Task: "JSON" appears in how many lines of the entries? State only the number.

Records from a data collection:
● ● ● ● ●

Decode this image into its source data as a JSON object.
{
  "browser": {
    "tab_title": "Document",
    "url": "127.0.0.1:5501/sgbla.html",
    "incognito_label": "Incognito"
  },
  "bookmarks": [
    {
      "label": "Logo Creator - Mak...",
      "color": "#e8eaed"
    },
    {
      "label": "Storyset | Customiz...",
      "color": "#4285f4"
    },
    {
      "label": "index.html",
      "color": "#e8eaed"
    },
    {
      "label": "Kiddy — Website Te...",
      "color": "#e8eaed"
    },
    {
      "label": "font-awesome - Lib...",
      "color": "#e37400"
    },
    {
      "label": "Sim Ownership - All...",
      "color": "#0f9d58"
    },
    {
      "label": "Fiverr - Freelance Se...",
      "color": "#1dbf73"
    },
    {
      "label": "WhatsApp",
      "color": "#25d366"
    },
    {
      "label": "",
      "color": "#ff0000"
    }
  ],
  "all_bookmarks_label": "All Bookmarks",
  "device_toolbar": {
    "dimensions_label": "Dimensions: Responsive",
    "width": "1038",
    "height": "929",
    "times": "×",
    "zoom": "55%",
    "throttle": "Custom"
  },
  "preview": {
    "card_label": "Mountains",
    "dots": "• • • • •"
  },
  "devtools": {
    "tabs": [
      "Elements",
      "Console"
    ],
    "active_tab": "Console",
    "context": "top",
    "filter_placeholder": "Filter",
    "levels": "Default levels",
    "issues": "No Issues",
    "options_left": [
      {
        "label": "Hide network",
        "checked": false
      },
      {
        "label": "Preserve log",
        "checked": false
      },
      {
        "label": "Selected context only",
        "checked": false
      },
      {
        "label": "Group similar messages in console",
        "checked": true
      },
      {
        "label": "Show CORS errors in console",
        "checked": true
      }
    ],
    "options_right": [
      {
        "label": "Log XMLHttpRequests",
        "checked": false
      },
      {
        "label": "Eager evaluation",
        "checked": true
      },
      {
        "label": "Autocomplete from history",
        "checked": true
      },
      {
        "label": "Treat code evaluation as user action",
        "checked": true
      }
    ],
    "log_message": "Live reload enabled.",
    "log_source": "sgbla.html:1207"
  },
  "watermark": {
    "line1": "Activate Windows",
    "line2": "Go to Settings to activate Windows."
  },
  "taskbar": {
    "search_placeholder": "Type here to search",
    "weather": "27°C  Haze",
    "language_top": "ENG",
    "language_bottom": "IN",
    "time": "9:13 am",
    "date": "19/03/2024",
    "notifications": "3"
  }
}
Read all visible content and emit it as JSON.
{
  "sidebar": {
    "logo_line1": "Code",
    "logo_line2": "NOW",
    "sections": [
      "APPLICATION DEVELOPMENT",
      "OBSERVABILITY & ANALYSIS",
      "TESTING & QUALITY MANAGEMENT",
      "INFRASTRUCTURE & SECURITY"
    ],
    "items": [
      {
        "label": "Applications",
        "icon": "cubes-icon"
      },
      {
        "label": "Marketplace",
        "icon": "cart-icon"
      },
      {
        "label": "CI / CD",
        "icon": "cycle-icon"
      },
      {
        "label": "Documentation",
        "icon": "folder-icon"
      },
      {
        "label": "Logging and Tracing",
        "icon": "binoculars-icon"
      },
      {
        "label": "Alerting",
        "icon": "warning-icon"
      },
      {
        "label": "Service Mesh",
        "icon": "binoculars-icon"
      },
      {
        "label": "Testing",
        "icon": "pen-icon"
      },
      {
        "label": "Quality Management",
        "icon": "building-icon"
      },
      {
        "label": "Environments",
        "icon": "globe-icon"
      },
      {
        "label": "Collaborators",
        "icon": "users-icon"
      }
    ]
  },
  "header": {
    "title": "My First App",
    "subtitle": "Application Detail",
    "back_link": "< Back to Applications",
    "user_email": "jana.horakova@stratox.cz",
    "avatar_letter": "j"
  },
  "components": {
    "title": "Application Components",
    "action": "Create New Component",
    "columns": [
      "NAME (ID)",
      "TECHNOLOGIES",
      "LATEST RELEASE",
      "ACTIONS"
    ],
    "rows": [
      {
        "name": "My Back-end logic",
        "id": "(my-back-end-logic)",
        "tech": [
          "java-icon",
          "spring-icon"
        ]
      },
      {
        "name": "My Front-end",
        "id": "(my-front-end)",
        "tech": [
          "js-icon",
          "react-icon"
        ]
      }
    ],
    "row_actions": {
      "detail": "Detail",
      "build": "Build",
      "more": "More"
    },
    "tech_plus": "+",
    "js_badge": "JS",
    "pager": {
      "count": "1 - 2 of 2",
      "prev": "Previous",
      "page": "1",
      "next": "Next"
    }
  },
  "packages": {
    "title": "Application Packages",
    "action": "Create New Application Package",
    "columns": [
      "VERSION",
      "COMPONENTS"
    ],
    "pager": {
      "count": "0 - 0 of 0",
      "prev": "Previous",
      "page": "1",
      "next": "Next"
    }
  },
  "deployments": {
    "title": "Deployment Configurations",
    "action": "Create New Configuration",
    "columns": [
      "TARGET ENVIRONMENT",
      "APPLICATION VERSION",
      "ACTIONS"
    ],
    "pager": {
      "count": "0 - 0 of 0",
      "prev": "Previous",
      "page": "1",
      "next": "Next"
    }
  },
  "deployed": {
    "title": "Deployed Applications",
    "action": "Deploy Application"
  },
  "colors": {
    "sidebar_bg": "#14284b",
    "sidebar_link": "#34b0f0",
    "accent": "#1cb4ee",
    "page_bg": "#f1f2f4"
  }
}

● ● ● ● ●

Response: 2